**Given records**
________________________
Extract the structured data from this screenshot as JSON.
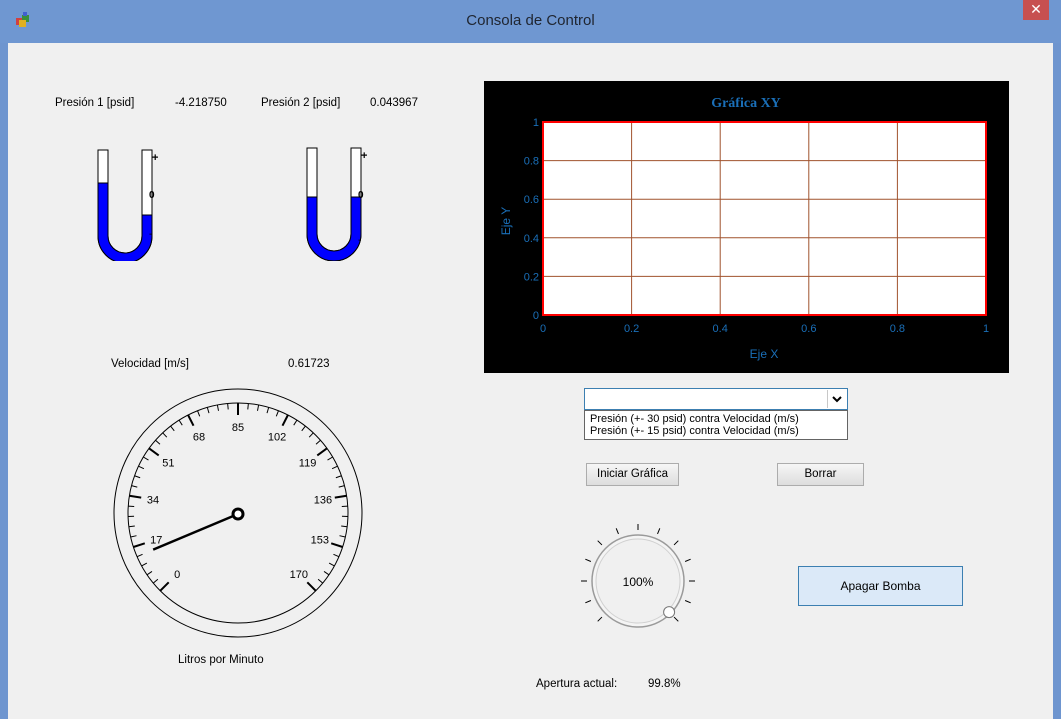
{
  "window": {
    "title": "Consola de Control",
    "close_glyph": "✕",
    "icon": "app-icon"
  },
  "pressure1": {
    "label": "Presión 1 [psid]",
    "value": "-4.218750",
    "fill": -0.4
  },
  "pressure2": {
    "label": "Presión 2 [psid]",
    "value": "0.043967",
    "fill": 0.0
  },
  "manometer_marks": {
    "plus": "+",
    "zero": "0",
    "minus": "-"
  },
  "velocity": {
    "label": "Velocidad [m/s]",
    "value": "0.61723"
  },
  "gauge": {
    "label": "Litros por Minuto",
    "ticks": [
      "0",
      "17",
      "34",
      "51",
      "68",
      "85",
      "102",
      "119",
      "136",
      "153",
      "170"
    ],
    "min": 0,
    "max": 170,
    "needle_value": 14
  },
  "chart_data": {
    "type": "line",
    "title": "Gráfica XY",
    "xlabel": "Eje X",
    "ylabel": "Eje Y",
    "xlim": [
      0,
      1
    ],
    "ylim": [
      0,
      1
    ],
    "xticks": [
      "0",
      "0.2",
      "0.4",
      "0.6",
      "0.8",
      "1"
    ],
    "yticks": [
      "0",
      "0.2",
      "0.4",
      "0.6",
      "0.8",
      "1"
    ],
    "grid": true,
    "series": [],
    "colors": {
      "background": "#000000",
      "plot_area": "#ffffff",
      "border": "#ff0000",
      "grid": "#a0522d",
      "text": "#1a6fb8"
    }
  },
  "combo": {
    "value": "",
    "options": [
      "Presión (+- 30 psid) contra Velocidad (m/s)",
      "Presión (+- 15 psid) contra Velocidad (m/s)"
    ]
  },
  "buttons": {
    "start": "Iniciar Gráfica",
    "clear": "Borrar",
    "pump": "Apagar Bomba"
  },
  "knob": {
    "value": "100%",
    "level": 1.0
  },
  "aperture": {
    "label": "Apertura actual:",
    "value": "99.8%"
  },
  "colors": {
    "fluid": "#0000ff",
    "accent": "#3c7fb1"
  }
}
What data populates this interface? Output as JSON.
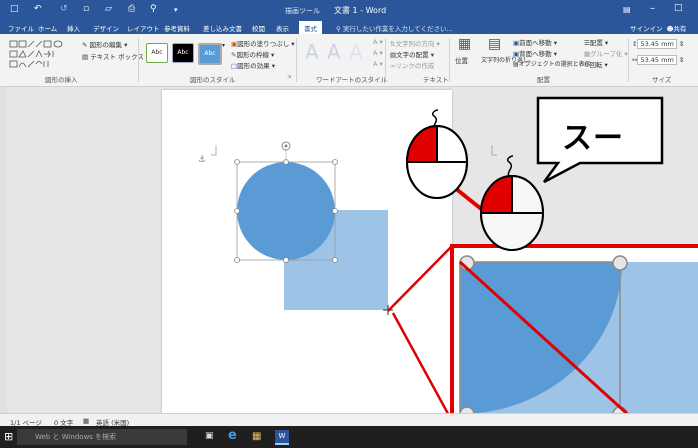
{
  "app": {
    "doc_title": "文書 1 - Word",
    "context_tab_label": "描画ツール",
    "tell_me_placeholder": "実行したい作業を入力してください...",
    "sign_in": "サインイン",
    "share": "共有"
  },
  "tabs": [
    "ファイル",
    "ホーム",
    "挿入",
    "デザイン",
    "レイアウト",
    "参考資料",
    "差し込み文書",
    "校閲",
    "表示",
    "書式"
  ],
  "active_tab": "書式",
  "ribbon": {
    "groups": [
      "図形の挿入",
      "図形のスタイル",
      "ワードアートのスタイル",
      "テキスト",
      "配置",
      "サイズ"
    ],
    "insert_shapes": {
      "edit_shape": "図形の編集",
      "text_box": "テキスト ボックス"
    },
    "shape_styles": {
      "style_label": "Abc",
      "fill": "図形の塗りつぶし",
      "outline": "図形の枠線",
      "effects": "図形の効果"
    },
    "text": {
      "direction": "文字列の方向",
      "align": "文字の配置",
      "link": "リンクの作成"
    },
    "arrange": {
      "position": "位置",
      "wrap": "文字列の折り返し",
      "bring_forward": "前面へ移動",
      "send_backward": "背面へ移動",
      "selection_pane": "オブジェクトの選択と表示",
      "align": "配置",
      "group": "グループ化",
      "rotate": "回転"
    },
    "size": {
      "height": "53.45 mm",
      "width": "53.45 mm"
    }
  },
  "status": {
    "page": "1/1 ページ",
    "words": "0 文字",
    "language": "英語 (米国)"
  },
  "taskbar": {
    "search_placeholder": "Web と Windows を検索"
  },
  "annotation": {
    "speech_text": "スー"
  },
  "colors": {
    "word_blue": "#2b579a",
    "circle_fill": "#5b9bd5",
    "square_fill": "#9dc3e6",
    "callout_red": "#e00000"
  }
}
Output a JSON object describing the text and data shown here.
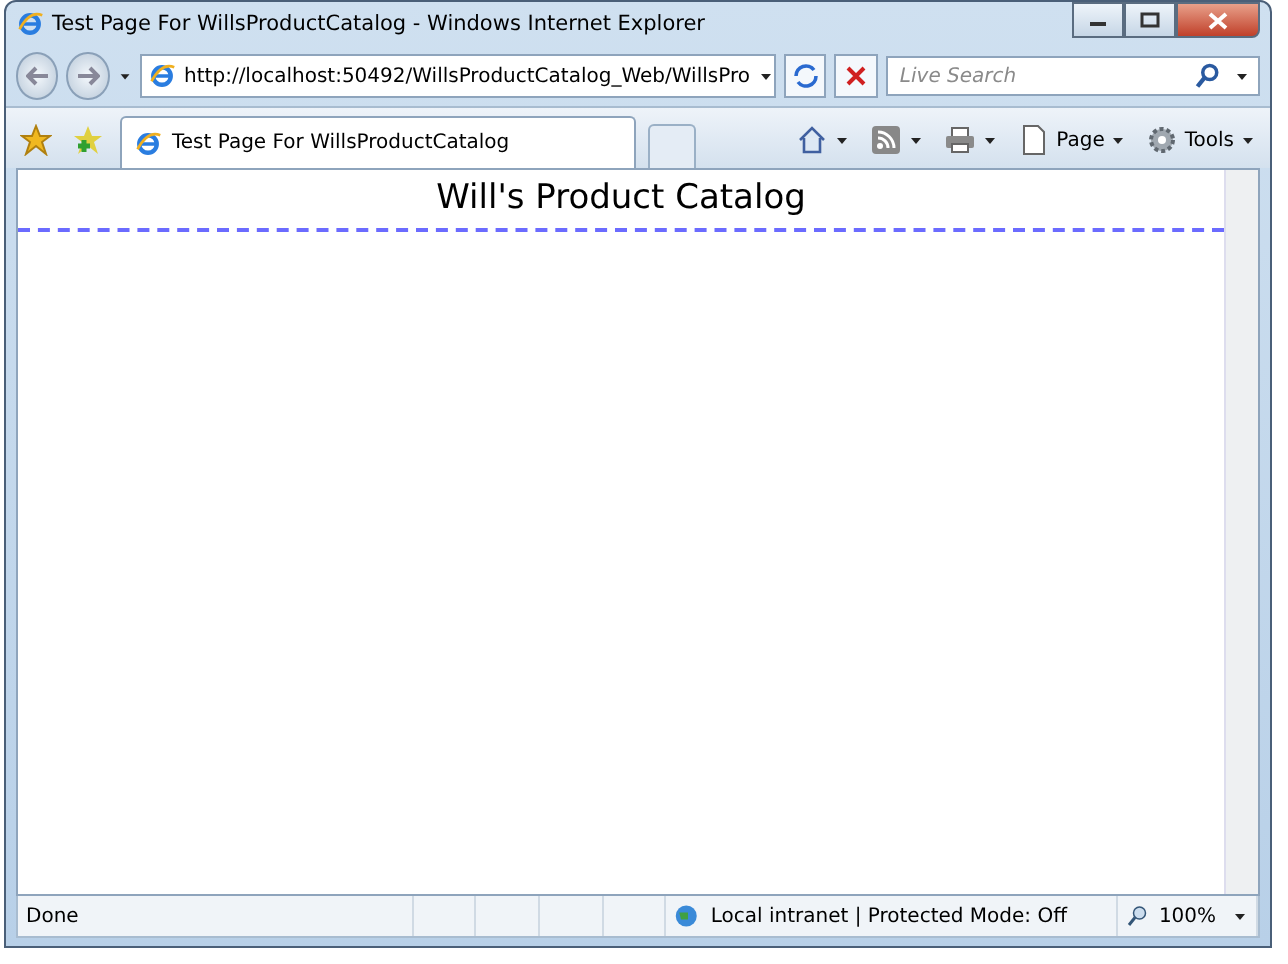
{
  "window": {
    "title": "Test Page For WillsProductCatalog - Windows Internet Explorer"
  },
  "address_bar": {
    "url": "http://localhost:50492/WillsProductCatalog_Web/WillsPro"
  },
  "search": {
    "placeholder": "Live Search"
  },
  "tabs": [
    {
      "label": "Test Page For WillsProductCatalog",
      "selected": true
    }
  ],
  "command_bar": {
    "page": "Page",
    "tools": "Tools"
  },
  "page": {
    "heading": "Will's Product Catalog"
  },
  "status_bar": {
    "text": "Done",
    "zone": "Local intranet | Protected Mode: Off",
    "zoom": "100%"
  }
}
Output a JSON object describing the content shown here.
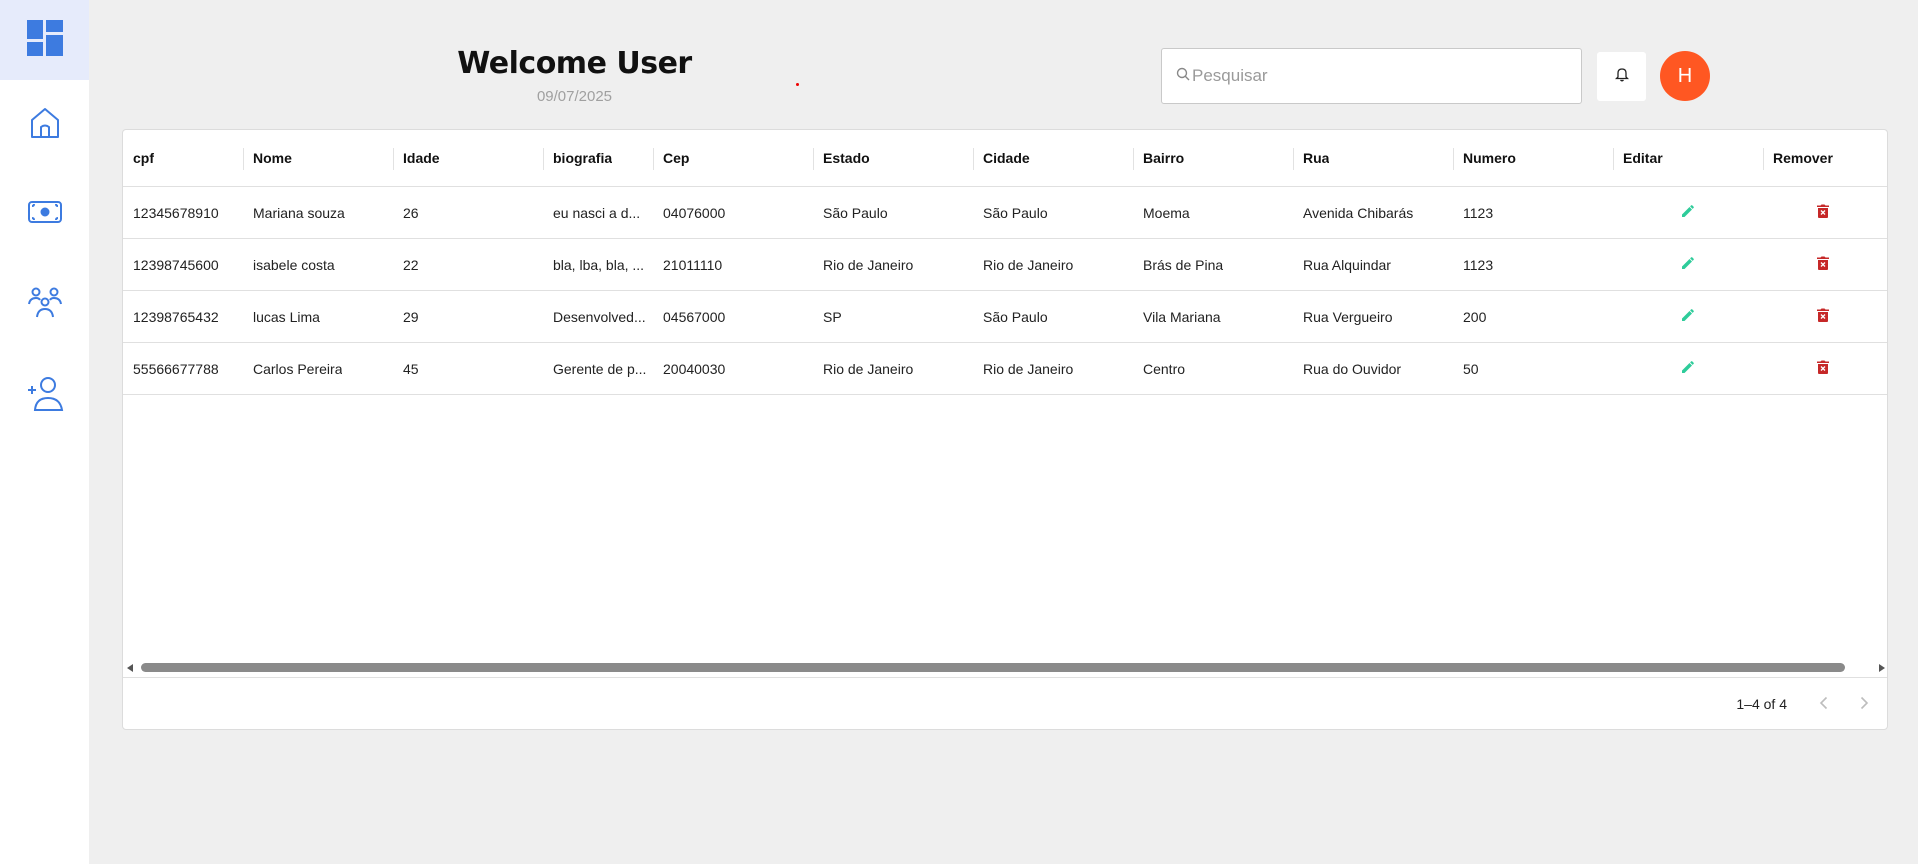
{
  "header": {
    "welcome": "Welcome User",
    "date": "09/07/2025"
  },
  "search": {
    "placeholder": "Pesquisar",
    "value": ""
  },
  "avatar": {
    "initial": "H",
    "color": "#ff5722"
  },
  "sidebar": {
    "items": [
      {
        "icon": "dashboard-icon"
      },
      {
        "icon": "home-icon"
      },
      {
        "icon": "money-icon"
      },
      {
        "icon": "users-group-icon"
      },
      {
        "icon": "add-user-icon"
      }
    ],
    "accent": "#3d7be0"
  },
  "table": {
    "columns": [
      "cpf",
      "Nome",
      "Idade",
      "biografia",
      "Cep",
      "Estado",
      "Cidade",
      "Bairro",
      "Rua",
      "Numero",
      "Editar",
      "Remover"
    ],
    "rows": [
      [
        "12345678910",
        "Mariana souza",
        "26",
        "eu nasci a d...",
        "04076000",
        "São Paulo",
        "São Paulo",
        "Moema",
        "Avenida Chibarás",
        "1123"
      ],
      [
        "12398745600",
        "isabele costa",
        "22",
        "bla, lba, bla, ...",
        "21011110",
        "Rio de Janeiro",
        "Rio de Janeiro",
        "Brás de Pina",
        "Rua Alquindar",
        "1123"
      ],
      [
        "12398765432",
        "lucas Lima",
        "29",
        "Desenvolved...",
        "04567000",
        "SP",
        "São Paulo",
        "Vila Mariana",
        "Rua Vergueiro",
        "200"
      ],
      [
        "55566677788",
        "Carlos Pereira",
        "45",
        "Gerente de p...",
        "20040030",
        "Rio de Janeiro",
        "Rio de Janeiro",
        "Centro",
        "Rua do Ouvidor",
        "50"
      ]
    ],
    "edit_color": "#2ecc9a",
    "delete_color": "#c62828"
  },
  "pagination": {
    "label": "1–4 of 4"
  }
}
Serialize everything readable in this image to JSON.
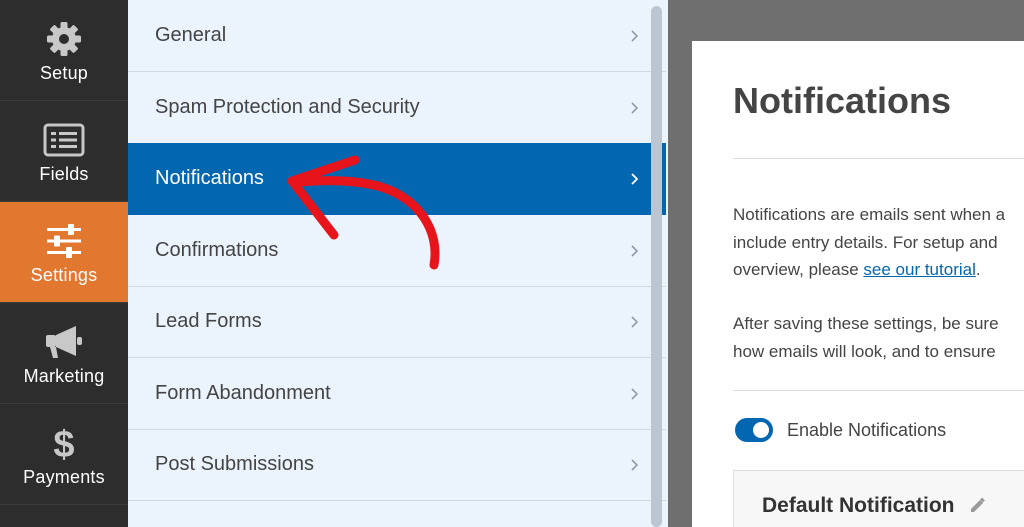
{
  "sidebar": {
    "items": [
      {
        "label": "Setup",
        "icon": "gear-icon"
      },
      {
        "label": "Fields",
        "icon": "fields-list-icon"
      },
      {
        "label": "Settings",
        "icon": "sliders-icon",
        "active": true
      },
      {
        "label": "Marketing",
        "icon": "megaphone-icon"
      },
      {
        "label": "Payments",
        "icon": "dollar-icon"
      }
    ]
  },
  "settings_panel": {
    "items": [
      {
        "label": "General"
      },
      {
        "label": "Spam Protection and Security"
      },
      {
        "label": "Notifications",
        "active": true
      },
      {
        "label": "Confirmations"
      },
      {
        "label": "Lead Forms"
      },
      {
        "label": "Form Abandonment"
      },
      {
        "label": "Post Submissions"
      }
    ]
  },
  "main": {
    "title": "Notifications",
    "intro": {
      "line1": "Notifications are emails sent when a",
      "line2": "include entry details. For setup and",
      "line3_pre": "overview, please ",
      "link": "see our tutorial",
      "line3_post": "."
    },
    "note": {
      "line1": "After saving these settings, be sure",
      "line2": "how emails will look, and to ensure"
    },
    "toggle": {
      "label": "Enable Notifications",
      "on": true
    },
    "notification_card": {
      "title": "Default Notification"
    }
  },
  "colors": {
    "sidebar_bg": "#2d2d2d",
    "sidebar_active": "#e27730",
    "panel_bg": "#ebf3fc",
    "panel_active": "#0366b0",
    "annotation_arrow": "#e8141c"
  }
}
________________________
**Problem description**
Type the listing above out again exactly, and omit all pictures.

**Expected output**
Extract the structured data from this screenshot as JSON.
{
  "window": {
    "title": "Consola de Control",
    "close_glyph": "✕",
    "icon": "app-icon"
  },
  "pressure1": {
    "label": "Presión 1 [psid]",
    "value": "-4.218750",
    "fill": -0.4
  },
  "pressure2": {
    "label": "Presión 2 [psid]",
    "value": "0.043967",
    "fill": 0.0
  },
  "manometer_marks": {
    "plus": "+",
    "zero": "0",
    "minus": "-"
  },
  "velocity": {
    "label": "Velocidad [m/s]",
    "value": "0.61723"
  },
  "gauge": {
    "label": "Litros por Minuto",
    "ticks": [
      "0",
      "17",
      "34",
      "51",
      "68",
      "85",
      "102",
      "119",
      "136",
      "153",
      "170"
    ],
    "min": 0,
    "max": 170,
    "needle_value": 14
  },
  "chart_data": {
    "type": "line",
    "title": "Gráfica XY",
    "xlabel": "Eje X",
    "ylabel": "Eje Y",
    "xlim": [
      0,
      1
    ],
    "ylim": [
      0,
      1
    ],
    "xticks": [
      "0",
      "0.2",
      "0.4",
      "0.6",
      "0.8",
      "1"
    ],
    "yticks": [
      "0",
      "0.2",
      "0.4",
      "0.6",
      "0.8",
      "1"
    ],
    "grid": true,
    "series": [],
    "colors": {
      "background": "#000000",
      "plot_area": "#ffffff",
      "border": "#ff0000",
      "grid": "#a0522d",
      "text": "#1a6fb8"
    }
  },
  "combo": {
    "value": "",
    "options": [
      "Presión (+- 30 psid) contra Velocidad (m/s)",
      "Presión (+- 15 psid) contra Velocidad (m/s)"
    ]
  },
  "buttons": {
    "start": "Iniciar Gráfica",
    "clear": "Borrar",
    "pump": "Apagar Bomba"
  },
  "knob": {
    "value": "100%",
    "level": 1.0
  },
  "aperture": {
    "label": "Apertura actual:",
    "value": "99.8%"
  },
  "colors": {
    "fluid": "#0000ff",
    "accent": "#3c7fb1"
  }
}
What data populates this interface? Output as JSON.
{
  "app": {
    "doc_title": "文書 1 - Word",
    "context_tab_label": "描画ツール",
    "tell_me_placeholder": "実行したい作業を入力してください...",
    "sign_in": "サインイン",
    "share": "共有"
  },
  "tabs": [
    "ファイル",
    "ホーム",
    "挿入",
    "デザイン",
    "レイアウト",
    "参考資料",
    "差し込み文書",
    "校閲",
    "表示",
    "書式"
  ],
  "active_tab": "書式",
  "ribbon": {
    "groups": [
      "図形の挿入",
      "図形のスタイル",
      "ワードアートのスタイル",
      "テキスト",
      "配置",
      "サイズ"
    ],
    "insert_shapes": {
      "edit_shape": "図形の編集",
      "text_box": "テキスト ボックス"
    },
    "shape_styles": {
      "style_label": "Abc",
      "fill": "図形の塗りつぶし",
      "outline": "図形の枠線",
      "effects": "図形の効果"
    },
    "text": {
      "direction": "文字列の方向",
      "align": "文字の配置",
      "link": "リンクの作成"
    },
    "arrange": {
      "position": "位置",
      "wrap": "文字列の折り返し",
      "bring_forward": "前面へ移動",
      "send_backward": "背面へ移動",
      "selection_pane": "オブジェクトの選択と表示",
      "align": "配置",
      "group": "グループ化",
      "rotate": "回転"
    },
    "size": {
      "height": "53.45 mm",
      "width": "53.45 mm"
    }
  },
  "status": {
    "page": "1/1 ページ",
    "words": "0 文字",
    "language": "英語 (米国)"
  },
  "taskbar": {
    "search_placeholder": "Web と Windows を検索"
  },
  "annotation": {
    "speech_text": "スー"
  },
  "colors": {
    "word_blue": "#2b579a",
    "circle_fill": "#5b9bd5",
    "square_fill": "#9dc3e6",
    "callout_red": "#e00000"
  }
}
Output a JSON object describing the text and data shown here.
{
  "window": {
    "title": "Test Page For WillsProductCatalog - Windows Internet Explorer"
  },
  "address_bar": {
    "url": "http://localhost:50492/WillsProductCatalog_Web/WillsPro"
  },
  "search": {
    "placeholder": "Live Search"
  },
  "tabs": [
    {
      "label": "Test Page For WillsProductCatalog",
      "selected": true
    }
  ],
  "command_bar": {
    "page": "Page",
    "tools": "Tools"
  },
  "page": {
    "heading": "Will's Product Catalog"
  },
  "status_bar": {
    "text": "Done",
    "zone": "Local intranet | Protected Mode: Off",
    "zoom": "100%"
  }
}
Output a JSON object describing the content shown here.
{
  "header": {
    "welcome": "Welcome User",
    "date": "09/07/2025"
  },
  "search": {
    "placeholder": "Pesquisar",
    "value": ""
  },
  "avatar": {
    "initial": "H",
    "color": "#ff5722"
  },
  "sidebar": {
    "items": [
      {
        "icon": "dashboard-icon"
      },
      {
        "icon": "home-icon"
      },
      {
        "icon": "money-icon"
      },
      {
        "icon": "users-group-icon"
      },
      {
        "icon": "add-user-icon"
      }
    ],
    "accent": "#3d7be0"
  },
  "table": {
    "columns": [
      "cpf",
      "Nome",
      "Idade",
      "biografia",
      "Cep",
      "Estado",
      "Cidade",
      "Bairro",
      "Rua",
      "Numero",
      "Editar",
      "Remover"
    ],
    "rows": [
      [
        "12345678910",
        "Mariana souza",
        "26",
        "eu nasci a d...",
        "04076000",
        "São Paulo",
        "São Paulo",
        "Moema",
        "Avenida Chibarás",
        "1123"
      ],
      [
        "12398745600",
        "isabele costa",
        "22",
        "bla, lba, bla, ...",
        "21011110",
        "Rio de Janeiro",
        "Rio de Janeiro",
        "Brás de Pina",
        "Rua Alquindar",
        "1123"
      ],
      [
        "12398765432",
        "lucas Lima",
        "29",
        "Desenvolved...",
        "04567000",
        "SP",
        "São Paulo",
        "Vila Mariana",
        "Rua Vergueiro",
        "200"
      ],
      [
        "55566677788",
        "Carlos Pereira",
        "45",
        "Gerente de p...",
        "20040030",
        "Rio de Janeiro",
        "Rio de Janeiro",
        "Centro",
        "Rua do Ouvidor",
        "50"
      ]
    ],
    "edit_color": "#2ecc9a",
    "delete_color": "#c62828"
  },
  "pagination": {
    "label": "1–4 of 4"
  }
}
Serialize everything readable in this image to JSON.
{
  "sidebar": {
    "items": [
      {
        "label": "Setup",
        "icon": "gear-icon"
      },
      {
        "label": "Fields",
        "icon": "fields-list-icon"
      },
      {
        "label": "Settings",
        "icon": "sliders-icon",
        "active": true
      },
      {
        "label": "Marketing",
        "icon": "megaphone-icon"
      },
      {
        "label": "Payments",
        "icon": "dollar-icon"
      }
    ]
  },
  "settings_panel": {
    "items": [
      {
        "label": "General"
      },
      {
        "label": "Spam Protection and Security"
      },
      {
        "label": "Notifications",
        "active": true
      },
      {
        "label": "Confirmations"
      },
      {
        "label": "Lead Forms"
      },
      {
        "label": "Form Abandonment"
      },
      {
        "label": "Post Submissions"
      }
    ]
  },
  "main": {
    "title": "Notifications",
    "intro": {
      "line1": "Notifications are emails sent when a",
      "line2": "include entry details. For setup and",
      "line3_pre": "overview, please ",
      "link": "see our tutorial",
      "line3_post": "."
    },
    "note": {
      "line1": "After saving these settings, be sure",
      "line2": "how emails will look, and to ensure"
    },
    "toggle": {
      "label": "Enable Notifications",
      "on": true
    },
    "notification_card": {
      "title": "Default Notification"
    }
  },
  "colors": {
    "sidebar_bg": "#2d2d2d",
    "sidebar_active": "#e27730",
    "panel_bg": "#ebf3fc",
    "panel_active": "#0366b0",
    "annotation_arrow": "#e8141c"
  }
}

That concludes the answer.